Web Content Accessibility Guidelines (WCAG) 2.0   

Recognizing the tremendous value of the web, the World Wide Web Consortium (W3C) sets standards and provides step by step guides to make all web pages accessible. One of W3C's primary goals is to make these benefits available to all people, whatever their hardware, software, network infrastructure, native language, culture, geographical location, or physical or mental ability. Any programs purchased by SVSU that are web based should meet WCAG standards, minimally with an AA level, ideally an AAA level.

Voluntary Product Accessibility Template (VPAT)  

A VPAT is a document prepared by vendors that describes the extent to which a particular product is accessible. It consists of eight sections, each designed to ensure that hardware and software products are usable by individuals with disabilities regardless of their ability to see, hear, manipulate a mouse or keyboard, or perform other tasks associated with the use of technology. Each section has criteria that must be met by the product or service in order for it to be considered Section 508 compliant. Before ordering any new electronic material that SVSU students will be using, request a VPAT.

TEACH Act   

The TEACH Act (pending legislation) will mandate guidelines be established for manufacturers of educational technology of higher education to ensure that textbooks and other materials are usable by all students. It is supported by the Association of American Publishers (AAP), the National Federation for the Blind (NFB) and Association of Higher Education and Disabilities (AHEAD).

Recent Court Cases

UDL on Campus keeps a list of agreements involving postsecondary institutions.

Click here to review the agreements or cases involving postsecondary institutions. 

Law Office of Lainey Feingold provides a summary and links to court cases involving web accessibility. 

Click here to review a list of web and mobile accessibility settlements.

Office of Civil Rights maintains a web page with links to recent complaint resolutions and recent compliance reviews. 

Click here to review recent resolutions. 


Ann Coburn-Collins, Director of Academic Support Programs
Wickes 260
(989) 964-7000

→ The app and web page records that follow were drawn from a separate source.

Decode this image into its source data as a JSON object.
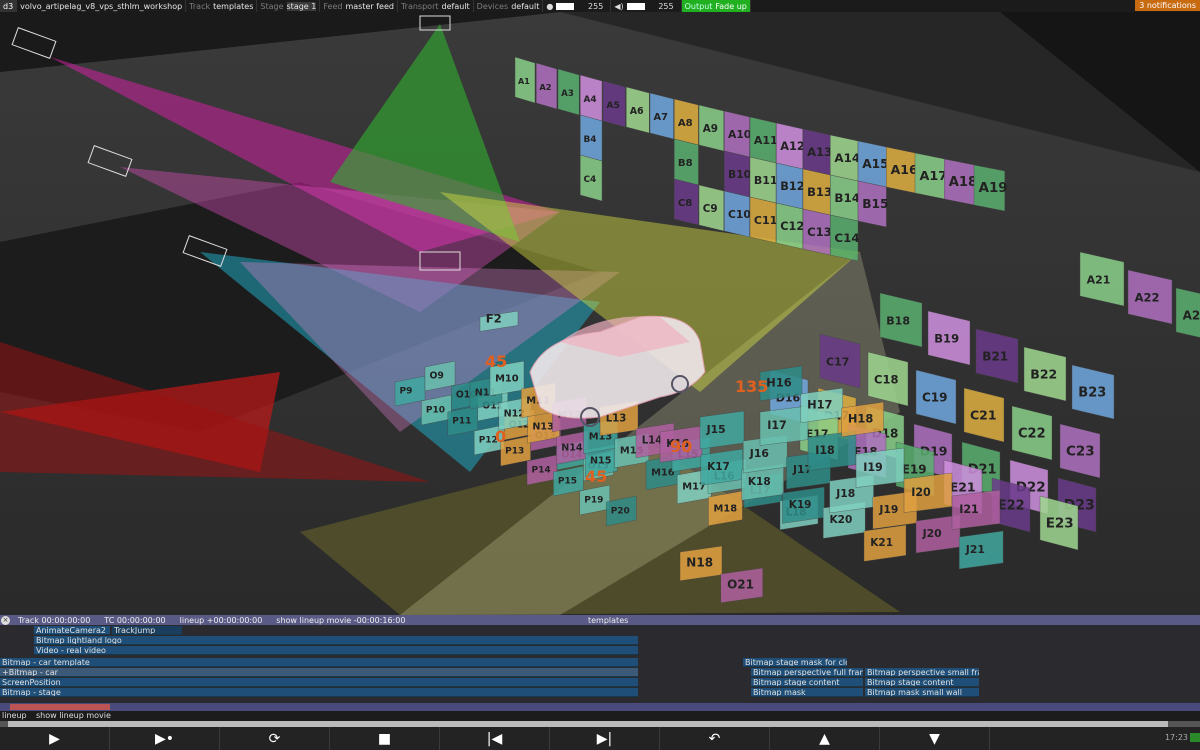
{
  "topbar": {
    "app": "d3",
    "project": "volvo_artipelag_v8_vps_sthlm_workshop",
    "track_label": "Track",
    "track_value": "templates",
    "stage_label": "Stage",
    "stage_value": "stage 1",
    "feed_label": "Feed",
    "feed_value": "master feed",
    "transport_label": "Transport",
    "transport_value": "default",
    "devices_label": "Devices",
    "devices_value": "default",
    "brightness_value": "255",
    "volume_value": "255",
    "output_label": "Output",
    "output_value": "Fade up",
    "notifications": "3 notifications"
  },
  "viewport": {
    "left_wall_columns": [
      "A1",
      "A2",
      "A3",
      "A4",
      "A5",
      "A6",
      "A7",
      "A8",
      "A9",
      "A10",
      "A11",
      "A12",
      "A13",
      "A14",
      "A15",
      "A16",
      "A17",
      "A18",
      "A19"
    ],
    "left_wall_row_b": [
      "B4",
      "B8",
      "B10",
      "B11",
      "B12",
      "B13",
      "B14",
      "B15"
    ],
    "left_wall_row_c": [
      "C4",
      "C8",
      "C9",
      "C10",
      "C11",
      "C12",
      "C13",
      "C14"
    ],
    "right_wall_a": [
      "A21",
      "A22",
      "A23"
    ],
    "right_wall_b": [
      "B18",
      "B19",
      "B21",
      "B22",
      "B23"
    ],
    "right_wall_c": [
      "C17",
      "C18",
      "C19",
      "C21",
      "C22",
      "C23"
    ],
    "right_wall_d": [
      "D16",
      "D17",
      "D18",
      "D19",
      "D21",
      "D22",
      "D23"
    ],
    "right_wall_e": [
      "E17",
      "E18",
      "E19",
      "E21",
      "E22",
      "E23"
    ],
    "floor_p": [
      "P9",
      "P10",
      "P11",
      "P12",
      "P13",
      "P14",
      "P15",
      "P19",
      "P20"
    ],
    "floor_o": [
      "O9",
      "O10",
      "O11",
      "O12",
      "O13",
      "O14",
      "O15"
    ],
    "floor_n": [
      "N11",
      "N12",
      "N13",
      "N14",
      "N15"
    ],
    "floor_m": [
      "M10",
      "M11",
      "M12",
      "M13",
      "M15",
      "M16",
      "M17",
      "M18"
    ],
    "floor_l": [
      "L13",
      "L14",
      "L15",
      "L16",
      "L17",
      "L18"
    ],
    "floor_k": [
      "K16",
      "K17",
      "K18",
      "K19",
      "K20",
      "K21"
    ],
    "floor_j": [
      "J15",
      "J16",
      "J17",
      "J18",
      "J19",
      "J20",
      "J21"
    ],
    "floor_i": [
      "I17",
      "I18",
      "I19",
      "I20",
      "I21"
    ],
    "floor_h": [
      "H16",
      "H17",
      "H18"
    ],
    "floor_f": [
      "F2"
    ],
    "floor_misc": [
      "N18",
      "O21"
    ],
    "orange_numbers": [
      "45",
      "0",
      "45",
      "90",
      "135"
    ]
  },
  "timeline": {
    "header_track": "Track 00:00:00:00",
    "header_tc": "TC 00:00:00:00",
    "header_lineup": "lineup +00:00:00:00",
    "header_show": "show lineup movie -00:00:16:00",
    "header_center": "templates",
    "layers": {
      "animate_camera": "AnimateCamera2",
      "track_jump": "TrackJump",
      "bitmap_logo": "Bitmap lightland logo",
      "video_real": "Video - real video",
      "bitmap_car_template": "Bitmap - car template",
      "bitmap_car": "+Bitmap - car",
      "screen_position": "ScreenPosition",
      "bitmap_stage": "Bitmap - stage",
      "stage_mask_cloth": "Bitmap stage mask for cloth",
      "persp_full": "Bitmap perspective full frame",
      "persp_small": "Bitmap perspective small frame",
      "stage_content_l": "Bitmap stage content",
      "stage_content_r": "Bitmap stage content",
      "mask": "Bitmap mask",
      "mask_small_wall": "Bitmap mask small wall"
    },
    "lineup_label": "lineup",
    "lineup_value": "show lineup movie"
  },
  "transport": {
    "buttons": [
      "play",
      "play-to-end",
      "loop-section",
      "stop",
      "return-to-start",
      "skip-to-end",
      "back",
      "up",
      "down"
    ],
    "glyphs": [
      "▶",
      "▶•",
      "⟳",
      "■",
      "|◀",
      "▶|",
      "↶",
      "▲",
      "▼"
    ],
    "clock": "17:23"
  },
  "colors": {
    "magenta_beam": "#d020a0",
    "green_beam": "#30b030",
    "cyan_beam": "#20a8c0",
    "red_beam": "#c01818",
    "yellow_beam": "#d8e040",
    "output_green": "#20b020",
    "notification_orange": "#c76a10",
    "timeline_header": "#5a5a86",
    "layer_blue": "#1f4f78"
  }
}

Shawn Wilson, Associate Director of Accessibility Resources and Accommodations
Wickes 260
(989) 964-7000

Debbi Abeare-Jacobs, Administrative Secretary
Wickes 260
(989) 964-7000